**Task directions:**
In your reply, reproduce every line of the data without any alteration.

**Web page and app entries:**
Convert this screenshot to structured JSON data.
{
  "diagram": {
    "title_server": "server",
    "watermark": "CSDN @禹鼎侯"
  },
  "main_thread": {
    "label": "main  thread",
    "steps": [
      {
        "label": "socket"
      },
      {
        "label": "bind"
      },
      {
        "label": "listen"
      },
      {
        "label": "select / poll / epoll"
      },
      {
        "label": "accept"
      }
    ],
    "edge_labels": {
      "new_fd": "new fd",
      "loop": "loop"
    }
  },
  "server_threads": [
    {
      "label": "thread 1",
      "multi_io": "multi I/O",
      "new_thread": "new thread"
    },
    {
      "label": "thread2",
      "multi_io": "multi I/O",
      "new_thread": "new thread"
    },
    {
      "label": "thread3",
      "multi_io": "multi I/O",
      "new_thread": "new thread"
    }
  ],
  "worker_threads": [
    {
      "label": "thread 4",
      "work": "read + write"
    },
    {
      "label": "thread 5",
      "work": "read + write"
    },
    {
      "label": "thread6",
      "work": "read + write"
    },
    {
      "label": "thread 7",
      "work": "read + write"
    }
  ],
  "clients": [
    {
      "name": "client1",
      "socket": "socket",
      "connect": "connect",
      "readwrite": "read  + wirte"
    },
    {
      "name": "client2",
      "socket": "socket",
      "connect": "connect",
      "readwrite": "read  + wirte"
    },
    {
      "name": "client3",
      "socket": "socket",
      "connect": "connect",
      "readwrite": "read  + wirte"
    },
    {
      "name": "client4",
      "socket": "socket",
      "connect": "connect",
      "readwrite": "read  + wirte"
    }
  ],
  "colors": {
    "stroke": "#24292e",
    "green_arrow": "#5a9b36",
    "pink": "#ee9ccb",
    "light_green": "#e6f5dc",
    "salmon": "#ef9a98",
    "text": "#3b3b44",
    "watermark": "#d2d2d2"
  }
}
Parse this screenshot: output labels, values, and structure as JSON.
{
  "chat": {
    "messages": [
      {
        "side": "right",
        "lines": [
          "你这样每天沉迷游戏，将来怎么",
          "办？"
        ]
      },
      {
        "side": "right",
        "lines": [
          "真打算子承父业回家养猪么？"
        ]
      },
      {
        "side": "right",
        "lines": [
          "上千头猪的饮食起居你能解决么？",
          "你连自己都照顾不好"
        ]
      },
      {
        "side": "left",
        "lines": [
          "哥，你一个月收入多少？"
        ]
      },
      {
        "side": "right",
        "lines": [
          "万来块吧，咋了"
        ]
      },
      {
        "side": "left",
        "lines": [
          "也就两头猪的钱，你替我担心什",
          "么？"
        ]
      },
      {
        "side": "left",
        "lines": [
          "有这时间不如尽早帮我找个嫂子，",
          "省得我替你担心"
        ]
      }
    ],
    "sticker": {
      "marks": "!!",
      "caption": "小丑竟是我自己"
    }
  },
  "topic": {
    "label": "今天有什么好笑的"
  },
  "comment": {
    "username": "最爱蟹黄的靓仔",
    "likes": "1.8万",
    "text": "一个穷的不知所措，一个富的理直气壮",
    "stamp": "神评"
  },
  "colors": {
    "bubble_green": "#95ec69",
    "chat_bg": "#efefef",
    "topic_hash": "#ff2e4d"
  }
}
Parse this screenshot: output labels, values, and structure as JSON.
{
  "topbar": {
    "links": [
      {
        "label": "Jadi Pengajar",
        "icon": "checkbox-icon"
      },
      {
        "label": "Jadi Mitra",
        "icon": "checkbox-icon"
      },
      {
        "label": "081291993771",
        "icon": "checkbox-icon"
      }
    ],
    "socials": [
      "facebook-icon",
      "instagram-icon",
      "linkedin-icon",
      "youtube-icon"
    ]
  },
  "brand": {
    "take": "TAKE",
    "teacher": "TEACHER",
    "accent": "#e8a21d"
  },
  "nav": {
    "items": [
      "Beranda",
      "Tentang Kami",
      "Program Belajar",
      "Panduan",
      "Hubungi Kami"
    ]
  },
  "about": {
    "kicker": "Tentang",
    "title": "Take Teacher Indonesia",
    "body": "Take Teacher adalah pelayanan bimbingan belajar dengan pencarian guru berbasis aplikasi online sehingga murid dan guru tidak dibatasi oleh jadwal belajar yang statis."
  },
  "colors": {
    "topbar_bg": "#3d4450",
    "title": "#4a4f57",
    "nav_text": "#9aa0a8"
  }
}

**Answer section:**
Convert this screenshot to structured JSON data.
{
  "diagram": {
    "title_server": "server",
    "watermark": "CSDN @禹鼎侯"
  },
  "main_thread": {
    "label": "main  thread",
    "steps": [
      {
        "label": "socket"
      },
      {
        "label": "bind"
      },
      {
        "label": "listen"
      },
      {
        "label": "select / poll / epoll"
      },
      {
        "label": "accept"
      }
    ],
    "edge_labels": {
      "new_fd": "new fd",
      "loop": "loop"
    }
  },
  "server_threads": [
    {
      "label": "thread 1",
      "multi_io": "multi I/O",
      "new_thread": "new thread"
    },
    {
      "label": "thread2",
      "multi_io": "multi I/O",
      "new_thread": "new thread"
    },
    {
      "label": "thread3",
      "multi_io": "multi I/O",
      "new_thread": "new thread"
    }
  ],
  "worker_threads": [
    {
      "label": "thread 4",
      "work": "read + write"
    },
    {
      "label": "thread 5",
      "work": "read + write"
    },
    {
      "label": "thread6",
      "work": "read + write"
    },
    {
      "label": "thread 7",
      "work": "read + write"
    }
  ],
  "clients": [
    {
      "name": "client1",
      "socket": "socket",
      "connect": "connect",
      "readwrite": "read  + wirte"
    },
    {
      "name": "client2",
      "socket": "socket",
      "connect": "connect",
      "readwrite": "read  + wirte"
    },
    {
      "name": "client3",
      "socket": "socket",
      "connect": "connect",
      "readwrite": "read  + wirte"
    },
    {
      "name": "client4",
      "socket": "socket",
      "connect": "connect",
      "readwrite": "read  + wirte"
    }
  ],
  "colors": {
    "stroke": "#24292e",
    "green_arrow": "#5a9b36",
    "pink": "#ee9ccb",
    "light_green": "#e6f5dc",
    "salmon": "#ef9a98",
    "text": "#3b3b44",
    "watermark": "#d2d2d2"
  }
}
Parse this screenshot: output labels, values, and structure as JSON.
{
  "chat": {
    "messages": [
      {
        "side": "right",
        "lines": [
          "你这样每天沉迷游戏，将来怎么",
          "办？"
        ]
      },
      {
        "side": "right",
        "lines": [
          "真打算子承父业回家养猪么？"
        ]
      },
      {
        "side": "right",
        "lines": [
          "上千头猪的饮食起居你能解决么？",
          "你连自己都照顾不好"
        ]
      },
      {
        "side": "left",
        "lines": [
          "哥，你一个月收入多少？"
        ]
      },
      {
        "side": "right",
        "lines": [
          "万来块吧，咋了"
        ]
      },
      {
        "side": "left",
        "lines": [
          "也就两头猪的钱，你替我担心什",
          "么？"
        ]
      },
      {
        "side": "left",
        "lines": [
          "有这时间不如尽早帮我找个嫂子，",
          "省得我替你担心"
        ]
      }
    ],
    "sticker": {
      "marks": "!!",
      "caption": "小丑竟是我自己"
    }
  },
  "topic": {
    "label": "今天有什么好笑的"
  },
  "comment": {
    "username": "最爱蟹黄的靓仔",
    "likes": "1.8万",
    "text": "一个穷的不知所措，一个富的理直气壮",
    "stamp": "神评"
  },
  "colors": {
    "bubble_green": "#95ec69",
    "chat_bg": "#efefef",
    "topic_hash": "#ff2e4d"
  }
}
Parse this screenshot: output labels, values, and structure as JSON.
{
  "topbar": {
    "links": [
      {
        "label": "Jadi Pengajar",
        "icon": "checkbox-icon"
      },
      {
        "label": "Jadi Mitra",
        "icon": "checkbox-icon"
      },
      {
        "label": "081291993771",
        "icon": "checkbox-icon"
      }
    ],
    "socials": [
      "facebook-icon",
      "instagram-icon",
      "linkedin-icon",
      "youtube-icon"
    ]
  },
  "brand": {
    "take": "TAKE",
    "teacher": "TEACHER",
    "accent": "#e8a21d"
  },
  "nav": {
    "items": [
      "Beranda",
      "Tentang Kami",
      "Program Belajar",
      "Panduan",
      "Hubungi Kami"
    ]
  },
  "about": {
    "kicker": "Tentang",
    "title": "Take Teacher Indonesia",
    "body": "Take Teacher adalah pelayanan bimbingan belajar dengan pencarian guru berbasis aplikasi online sehingga murid dan guru tidak dibatasi oleh jadwal belajar yang statis."
  },
  "colors": {
    "topbar_bg": "#3d4450",
    "title": "#4a4f57",
    "nav_text": "#9aa0a8"
  }
}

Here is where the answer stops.